If you have been arrested, you may be feeling stressed, scared, and alone. To calm some anxieties, I have included the answers to some of the questions I hear most often from my clients below. To get personalized answers to your specific questions, be sure to call my office as soon as possible.
Should I plead guilty?
You may be tempted to plead guilty simply to avoid the time and expense of a trial and just move on with your life. But you should first speak with a criminal defense attorney like me. I will review the circumstance of your case, advise you of your rights, and help you decide whether to plead guilty. Ultimately, the decision is yours alone to make. If you decide to plead guilty, I will ensure you understand the process and will work to negotiate a favorable plea agreement with the prosecutor.
Will I get a longer sentence if I fight my case?
You have the constitutional right to have your case tried by a jury of your peers. The court cannot impose a longer sentence simply because you chose to take your case to trial. However, trials that end in conviction often lead to longer sentences than those offered in plea agreements. The court may also order you to pay the costs of your prosecution. To avoid the expense of trial, prosecutors tend to offer reduced charges or shorter sentences in plea deals.
Can the police legally search me?
Generally, the police must have a warrant to conduct a search. However, there are numerous exceptions to the warrant requirement, such as:
- Consent – You or another authorized individual consent to a search of your person, vehicle, or residence.
- Plain-view – While conducting a lawful activity, like a traffic stop for speeding, the police observe evidence of a crime or contraband in plain view.
- Protective search – The police may lawfully conduct a pat-down of a person in custody or a quick sweep of a vehicle or building to ensure there is nothing posing a danger to the police or others.
- Canine sniff – A police canine can indicate the presence of contraband, which may give police probable cause to conduct a search for that contraband.
Can I have my case dismissed if the police never read me my Miranda rights?
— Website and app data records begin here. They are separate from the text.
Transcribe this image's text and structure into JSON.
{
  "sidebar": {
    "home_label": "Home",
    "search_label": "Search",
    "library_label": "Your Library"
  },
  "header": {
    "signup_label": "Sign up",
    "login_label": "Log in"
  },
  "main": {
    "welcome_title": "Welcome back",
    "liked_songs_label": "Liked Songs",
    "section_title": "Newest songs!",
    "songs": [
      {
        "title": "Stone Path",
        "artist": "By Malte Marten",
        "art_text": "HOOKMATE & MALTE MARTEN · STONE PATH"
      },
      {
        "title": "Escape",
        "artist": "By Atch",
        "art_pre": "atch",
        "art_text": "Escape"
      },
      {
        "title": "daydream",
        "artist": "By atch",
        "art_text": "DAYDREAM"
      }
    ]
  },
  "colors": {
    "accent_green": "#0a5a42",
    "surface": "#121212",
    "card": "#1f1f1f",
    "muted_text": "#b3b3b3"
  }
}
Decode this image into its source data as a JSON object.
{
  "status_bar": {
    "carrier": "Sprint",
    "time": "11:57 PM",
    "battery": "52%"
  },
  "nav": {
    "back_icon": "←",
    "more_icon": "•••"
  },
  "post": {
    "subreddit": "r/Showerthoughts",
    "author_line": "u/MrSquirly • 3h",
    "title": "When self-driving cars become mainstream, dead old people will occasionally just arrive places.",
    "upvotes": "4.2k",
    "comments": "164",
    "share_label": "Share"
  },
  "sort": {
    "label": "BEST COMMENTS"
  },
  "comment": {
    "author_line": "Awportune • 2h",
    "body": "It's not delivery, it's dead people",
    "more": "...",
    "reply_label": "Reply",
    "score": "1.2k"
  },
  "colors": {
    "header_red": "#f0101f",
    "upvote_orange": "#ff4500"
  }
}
The police may have given you a form that describes your rights. By signing that form, you may have admitted that you read, understand, and waived your Miranda rights. In addition, the police only need to read you your Miranda rights if they intend to interrogate you. If they don't interrogate you, there is no need to read you your rights and anything you say may be deemed a voluntary statement.
Even if you make incriminating statements during questioning before being read your Miranda rights, the suppression of those statements might not lead to the dismissal of your case. The police may have evidence they obtained from other sources that may be sufficient to prove your guilt.